September 12, 2011

Mutiple Choice

As you know, I’m a great fan of dystopian fiction. Give me a book, a film, or a tv show set in a not-too-distant future where technology/government/evil science has taken control, and I’m not coming up for air until I’ve devoured it. Of late, I’ve been on a run of YA-oriented books on this theme. (In case you are keeping score, none of them overthrows my love of The Giver. The Hunger Games came pretty close.)

I’ve noticed that each book/series involves a future where some omnipresent piece of The World As We Know It is missing. Something—whether it’s our loves, our careers, our bodies—is decided for us. This, more so than control via aliens or robots, seems to be the common thread of dystopia. Examples from my recent reads:

In Matched (Ally Condie) and Delirium (Lauren Oliver), people’s mates are chosen for them. No need to worry over matters of the heart!

In Divergent (Veronica Roth), each person selects* a personality-based sector of society to join. Once there, careers and behaviors follow suit. No need to stress about your line of work!

In the Uglies series (Scott Westerfeld), each person receives extensive cosmetic surgery at age 16, resulting in a world of beautiful people. No need to be judged on your looks!

In The Hunger Games (Suzanne Collins) and The Maze Runner (James Dashner) series, certain children are put through rigorous physical tests for the greater good. No need to wonder what you’ll do on summer vacation!

The obvious message in all of these is that freedom of choice is good. The ability to choose (and even to make the wrong choice) is what makes us human. When that freedom and those choices are taken away, we as a society lose our way.

(I am obviously an anomaly, because I am all for rigidity and order. Seriously, I was that one person cheering the machines during The Matrix. Why? Because people are messy and stupid. Machines are clean, always on time, and will brew me “Earl Grey, hot,” if I ask for it. But don’t let my personal opinions dissuade you from reading any of these fine books. I sure didn't.)

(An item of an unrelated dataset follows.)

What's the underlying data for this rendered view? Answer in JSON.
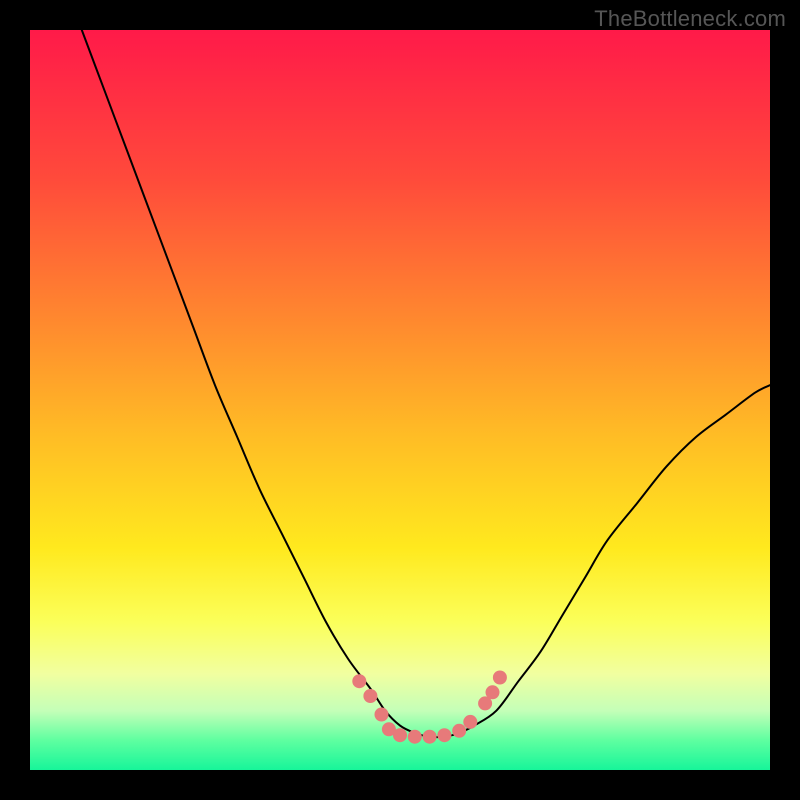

* I’ll admit this one is a bit tricky. I argue that while INITIALLY there is a choice involved, once that choice is made, it’s all over. In addition, those who do not/cannot choose become known as “factionless,” a fate worse than death. One could argue that since not choosing isn’t a viable option, this whole process isn’t really a choice at all. *mind blown*

0 Fish in a Sea of Diet Coke: